Following the approval of the Every Newborn Action Plan by the ministers last month in the World Health Assembly, a new global action was launched on June 30 in the Partner’s Forum in Johannesburg to bring in significant new financing, policy and service delivery commitments that could save the lives of newborns and mothers.
The need for such focus arises as about three million women and newborns die every year from preventable and treatable conditions like prematurity, complications around birth and severe infections. All the 194 countries that attended the World Health Assembly last month agreed to a commitment to support and implement measures that would save these lives.
“The WHO remains committed to support countries and work with partners as the plan gets implemented and to the accountability agenda, which included the reporting on progress achieved every year until 2030,” Dr. Flavia Bustreo, Assistant Director-General for Family, Women’s and Community Health at WHO said in a release.
While the number of maternal and newborn (0-27 days) deaths has shrunk significantly over the last two decades, the number of newborn deaths and still birth has been depressingly high. Nearly three million (2.9 million to be precise) newborn deaths are still seen, and another 2.6 million are stillborn globally every year.
At 779,000, India has the highest neonatal deaths in the world, and 56 per cent of all under-five year deaths in India happen during the neonatal period.
That newborn death now accounts for 44 per cent of all under-5 deaths worldwide every year is a poignant reminder of the unfinished work. Also, babies face the greatest risk of dying during the first 24 hours. First day of birth is the most risky period for both mother and newborn. In India, over 300,000 newborns deaths take place in the first 24 hours, the highest for any country. These deaths account for 29 per cent of the global total.
If death on the first day contributes to around half of world’s newborn deaths annually, 50 per cent of 290,000 maternal deaths occurring each year across the world is also during the first day of delivery. Clearly, reductions in neonatal mortality have lagged behind those of maternal, infant, and child mortality due to less attention and investment.
It is to prevent these deaths that 40 commitments have been made by the private sector, few countries, philanthropic institutions and NGOs. The private sector, which is supporting the “Every Woman Every Child” movement, is responsible for supporting 17 of the 40 commitments.
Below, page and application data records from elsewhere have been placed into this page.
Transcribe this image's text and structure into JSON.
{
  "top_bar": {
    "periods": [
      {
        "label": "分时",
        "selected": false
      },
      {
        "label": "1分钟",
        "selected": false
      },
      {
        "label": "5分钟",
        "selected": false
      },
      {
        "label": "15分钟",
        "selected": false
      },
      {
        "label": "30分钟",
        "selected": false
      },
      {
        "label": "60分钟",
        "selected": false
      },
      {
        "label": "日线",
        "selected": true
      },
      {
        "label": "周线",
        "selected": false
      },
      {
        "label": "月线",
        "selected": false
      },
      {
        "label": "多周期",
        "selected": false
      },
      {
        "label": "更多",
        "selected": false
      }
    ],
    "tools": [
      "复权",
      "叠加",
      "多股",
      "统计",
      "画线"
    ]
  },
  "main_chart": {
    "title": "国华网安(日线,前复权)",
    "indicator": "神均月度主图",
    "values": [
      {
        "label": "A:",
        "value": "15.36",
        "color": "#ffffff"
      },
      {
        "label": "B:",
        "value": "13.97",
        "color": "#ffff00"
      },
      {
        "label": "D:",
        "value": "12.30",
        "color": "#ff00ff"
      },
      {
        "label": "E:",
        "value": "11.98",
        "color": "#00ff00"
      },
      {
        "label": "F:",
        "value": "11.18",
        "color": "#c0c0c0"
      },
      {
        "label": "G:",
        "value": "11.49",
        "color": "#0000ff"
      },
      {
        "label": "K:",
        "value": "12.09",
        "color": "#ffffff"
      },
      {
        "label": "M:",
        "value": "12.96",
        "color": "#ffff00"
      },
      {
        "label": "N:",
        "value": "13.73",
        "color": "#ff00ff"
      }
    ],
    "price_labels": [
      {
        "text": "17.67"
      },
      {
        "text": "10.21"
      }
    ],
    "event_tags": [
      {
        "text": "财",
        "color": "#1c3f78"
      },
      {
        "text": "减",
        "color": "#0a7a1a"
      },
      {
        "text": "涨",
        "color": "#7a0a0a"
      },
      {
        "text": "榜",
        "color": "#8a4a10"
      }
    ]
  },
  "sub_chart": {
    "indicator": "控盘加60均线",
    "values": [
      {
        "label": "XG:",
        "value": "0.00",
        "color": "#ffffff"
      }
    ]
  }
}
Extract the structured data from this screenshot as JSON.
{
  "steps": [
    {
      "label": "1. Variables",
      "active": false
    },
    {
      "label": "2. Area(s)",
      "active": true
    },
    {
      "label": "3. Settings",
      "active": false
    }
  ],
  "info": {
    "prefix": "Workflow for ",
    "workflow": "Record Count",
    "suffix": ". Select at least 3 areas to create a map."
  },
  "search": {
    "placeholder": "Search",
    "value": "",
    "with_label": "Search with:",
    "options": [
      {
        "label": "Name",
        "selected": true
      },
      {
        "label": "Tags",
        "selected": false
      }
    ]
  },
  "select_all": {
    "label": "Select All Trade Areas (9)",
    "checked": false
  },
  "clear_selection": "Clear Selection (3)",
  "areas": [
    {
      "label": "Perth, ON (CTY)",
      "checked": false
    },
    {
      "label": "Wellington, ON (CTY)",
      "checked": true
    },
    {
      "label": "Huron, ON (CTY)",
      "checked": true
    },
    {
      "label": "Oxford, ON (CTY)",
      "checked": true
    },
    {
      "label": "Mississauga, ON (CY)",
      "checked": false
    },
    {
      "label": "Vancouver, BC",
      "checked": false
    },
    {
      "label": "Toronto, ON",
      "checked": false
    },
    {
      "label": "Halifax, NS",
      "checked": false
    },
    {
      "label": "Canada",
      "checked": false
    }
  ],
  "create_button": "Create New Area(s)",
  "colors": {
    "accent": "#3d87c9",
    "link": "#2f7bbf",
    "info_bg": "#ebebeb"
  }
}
Johnson & Johnson will through its $30 million commitment “work with partners to implement evidence-based interventions and innovative technologies designed to improve the health-knowledge of pregnant women and mothers.”
Similarly, Laerdal has made a financial commitment of $35-50 million through 2017 “to develop and provide on a non-profit basis, innovative products and programs for high-interventions for saving lives at birth,” said Tore Laerdal, Chairman and Managing Director of Laerdal Global Health in a release.
The Well Being Foundation, Novartis, Pfizer, McCann Health, Merck & Co are among others who have made financial commitment from the private sector.
The Islamic Development Bank has a made a huge $90 million commitment to address one of the most neglected but very important areas – building midwifery schools, training health workers in maternal and neonatal care and establishing health information system, including birth registration. On the sub-Saharan countries would stand to benefit.
Five governments – Bolivia, Cameroon, Malawi, the United Sates and Oman — have made commitments.
Four philanthropic institutions and other funders have pledged their support. These institutions are: Bill & Melinda gates Foundation, Sanofi Espoir Foundation, The Children’s Investment Fund Foundation and The Wellbeing Foundation.
Of the several non-governmental organisations, the Family Planning Association of India (FPA India) is one of them. It commits to promote and advocate for universal access to sexual and reproductive health services by continuing to serve the poor, marginalized, socially excluded, and the underserved.
(The Correspondent is participating in the Partnership for Maternal, Newborn and Child Health Forum in Johannesburg at the invitation of the Global Health Strategies, New Delhi.)